#### TASK INSTRUCTIONS
Each line of the entries that contains the word "icon" adds one. Reply with the resulting number only.

(Entries from a dataset of interfaces)
== Segment start ==

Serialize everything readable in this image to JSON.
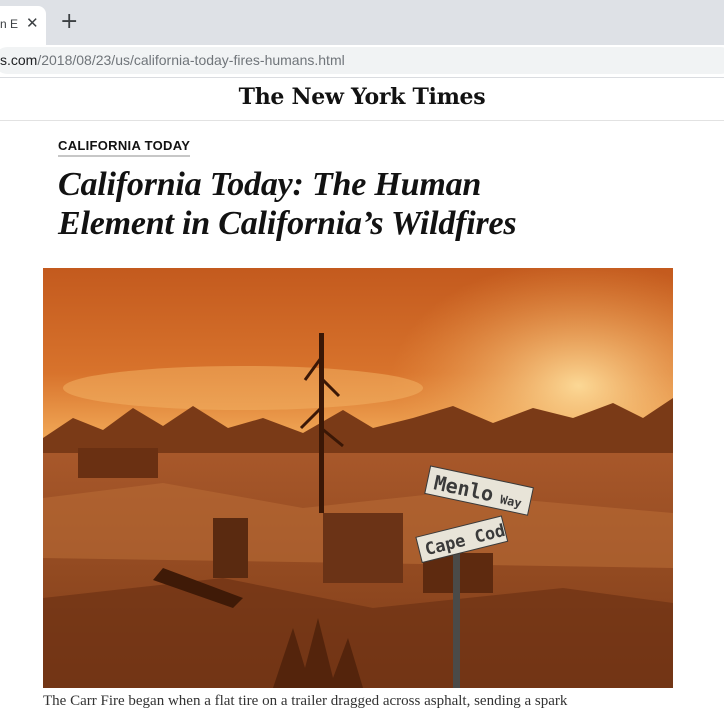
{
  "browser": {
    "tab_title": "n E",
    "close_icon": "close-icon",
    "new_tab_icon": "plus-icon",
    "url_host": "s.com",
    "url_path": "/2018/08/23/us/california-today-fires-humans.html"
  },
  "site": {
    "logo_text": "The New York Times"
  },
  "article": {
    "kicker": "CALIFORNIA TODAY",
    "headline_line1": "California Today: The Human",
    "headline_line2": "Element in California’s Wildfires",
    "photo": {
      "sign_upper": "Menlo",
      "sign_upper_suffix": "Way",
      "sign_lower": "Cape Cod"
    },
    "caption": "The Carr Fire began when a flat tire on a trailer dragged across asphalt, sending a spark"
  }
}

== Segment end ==
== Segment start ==

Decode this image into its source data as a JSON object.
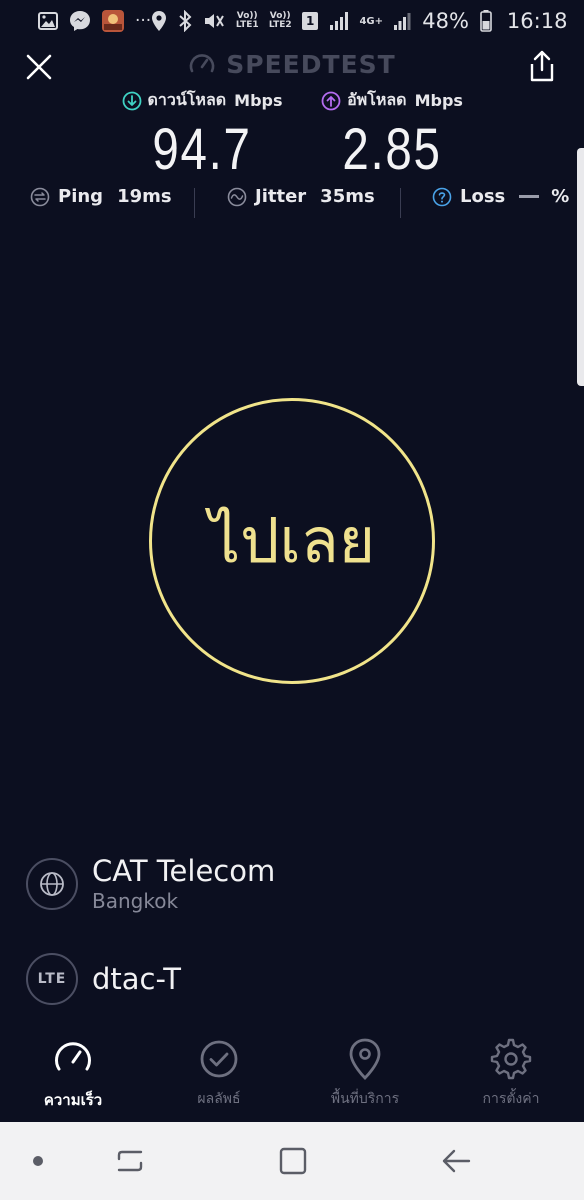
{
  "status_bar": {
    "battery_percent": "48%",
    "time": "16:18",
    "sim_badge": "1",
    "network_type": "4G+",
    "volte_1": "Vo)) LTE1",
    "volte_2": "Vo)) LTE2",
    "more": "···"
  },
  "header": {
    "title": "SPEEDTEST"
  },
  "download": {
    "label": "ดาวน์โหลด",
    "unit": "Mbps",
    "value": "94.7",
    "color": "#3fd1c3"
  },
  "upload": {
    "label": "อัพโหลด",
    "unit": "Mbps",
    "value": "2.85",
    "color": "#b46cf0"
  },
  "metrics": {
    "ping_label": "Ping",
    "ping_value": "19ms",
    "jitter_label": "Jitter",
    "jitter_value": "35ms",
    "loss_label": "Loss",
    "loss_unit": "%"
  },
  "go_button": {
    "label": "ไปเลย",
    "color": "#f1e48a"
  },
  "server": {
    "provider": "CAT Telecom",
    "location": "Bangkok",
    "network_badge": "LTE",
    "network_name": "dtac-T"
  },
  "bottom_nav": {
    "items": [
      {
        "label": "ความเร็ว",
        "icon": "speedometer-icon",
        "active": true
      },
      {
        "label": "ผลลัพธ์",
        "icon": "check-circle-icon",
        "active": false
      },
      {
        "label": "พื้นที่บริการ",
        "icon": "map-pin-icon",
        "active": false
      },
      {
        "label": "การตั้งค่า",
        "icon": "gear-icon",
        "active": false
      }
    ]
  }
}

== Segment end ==

#### WRITTEN SOLUTION
6